Relationship between uterine progesterone and fetal development in pigs

K. B. Kephart, D. R. Hagen, L. C. Griel, M. M. Mashaly

Research output: Contribution to journalArticlepeer-review

2 Scopus citations


The potential relationship between uterine arterial and venous concentrations of progesterone, and porcine fetal size and viability was examined. Sixteen Yorkshire gilts were laparotomized at 27 to 37 days of gestation to count corpora lutea and embryos. Samples of blood were drawn from uterine arteries and veins at each embryonal location of 10 of the gilts but not from the six control gilts. At 60 to 76 days of gestation, a second laparotomy was performed to determine rates of fetal survival and to draw blood samples from uterine vessels at all fetal locations in each of the 12 gilts remaining from the first surgery. The percentages of embryos surviving between first and second surgeries were 51.0% for the experimental gilts and 65.6% for the control gilts (P>0.05). Progesterone concentrations were higher in arteries than in veins at each fetal location at both surgeries (P<0.01). The disappearance or utilization of progesterone in the uterine tissues surrounding either normal or mummified fetuses was greater late in pregnancy compared with the early embryonic stage (P<0.05). Uterine arterial and venous progesterone concentrations were unrelated to fetal weight; however, fetal weight was correlated with arterial-venous differences. These data suggest that some of the progesterone entering the uterine arterial system is metabolized or utilized and does not reenter the uterine venous system and that this utilization may be related to fetal weight and stage of development.

Original languageEnglish (US)
Pages (from-to)349-352
Number of pages4
JournalBiology of reproduction
Issue number2
StatePublished - 1981

All Science Journal Classification (ASJC) codes

  • Reproductive Medicine
  • Cell Biology

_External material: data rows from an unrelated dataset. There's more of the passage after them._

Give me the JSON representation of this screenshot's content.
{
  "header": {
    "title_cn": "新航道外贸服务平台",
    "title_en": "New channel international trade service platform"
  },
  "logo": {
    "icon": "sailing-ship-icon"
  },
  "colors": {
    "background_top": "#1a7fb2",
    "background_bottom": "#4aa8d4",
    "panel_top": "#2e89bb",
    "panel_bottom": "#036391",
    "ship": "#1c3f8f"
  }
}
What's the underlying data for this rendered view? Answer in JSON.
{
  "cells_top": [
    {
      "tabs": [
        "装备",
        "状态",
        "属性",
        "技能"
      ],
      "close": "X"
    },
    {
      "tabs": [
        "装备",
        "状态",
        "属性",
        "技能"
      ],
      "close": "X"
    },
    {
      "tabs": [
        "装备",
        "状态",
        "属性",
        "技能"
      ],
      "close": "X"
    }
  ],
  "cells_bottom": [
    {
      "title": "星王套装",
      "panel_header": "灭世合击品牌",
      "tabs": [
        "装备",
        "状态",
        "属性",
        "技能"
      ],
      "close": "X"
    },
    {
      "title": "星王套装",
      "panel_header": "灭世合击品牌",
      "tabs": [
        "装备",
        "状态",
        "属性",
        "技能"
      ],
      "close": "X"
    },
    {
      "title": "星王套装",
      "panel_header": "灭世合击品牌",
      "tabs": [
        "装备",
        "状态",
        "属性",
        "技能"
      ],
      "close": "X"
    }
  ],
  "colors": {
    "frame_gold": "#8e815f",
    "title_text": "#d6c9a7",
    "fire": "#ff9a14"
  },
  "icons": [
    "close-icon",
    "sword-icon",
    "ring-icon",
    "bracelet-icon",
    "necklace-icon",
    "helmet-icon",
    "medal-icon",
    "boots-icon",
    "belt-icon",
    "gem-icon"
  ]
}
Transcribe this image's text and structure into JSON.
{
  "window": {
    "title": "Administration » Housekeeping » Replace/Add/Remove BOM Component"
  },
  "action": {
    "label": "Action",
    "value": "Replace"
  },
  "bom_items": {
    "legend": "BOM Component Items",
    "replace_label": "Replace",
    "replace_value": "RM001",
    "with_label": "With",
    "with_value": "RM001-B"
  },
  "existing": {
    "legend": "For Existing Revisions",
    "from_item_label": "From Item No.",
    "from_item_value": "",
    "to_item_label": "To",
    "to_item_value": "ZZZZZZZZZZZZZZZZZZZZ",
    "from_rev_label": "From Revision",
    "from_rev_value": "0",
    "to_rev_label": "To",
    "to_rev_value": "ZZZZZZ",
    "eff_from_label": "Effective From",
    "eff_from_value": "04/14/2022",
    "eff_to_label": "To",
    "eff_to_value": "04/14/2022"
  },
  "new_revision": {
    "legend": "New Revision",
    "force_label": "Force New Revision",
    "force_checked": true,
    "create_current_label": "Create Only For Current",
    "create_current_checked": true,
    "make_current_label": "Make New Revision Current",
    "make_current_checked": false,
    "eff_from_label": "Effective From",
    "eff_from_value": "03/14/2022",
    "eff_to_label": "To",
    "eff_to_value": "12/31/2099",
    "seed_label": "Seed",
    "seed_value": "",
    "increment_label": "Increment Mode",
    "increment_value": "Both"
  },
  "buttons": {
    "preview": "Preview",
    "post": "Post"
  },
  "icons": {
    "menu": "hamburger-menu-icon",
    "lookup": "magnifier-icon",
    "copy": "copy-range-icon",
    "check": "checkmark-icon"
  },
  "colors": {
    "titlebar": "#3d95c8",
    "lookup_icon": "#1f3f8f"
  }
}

Dive into the research topics of 'Relationship between uterine progesterone and fetal development in pigs'. Together they form a unique fingerprint.

Cite this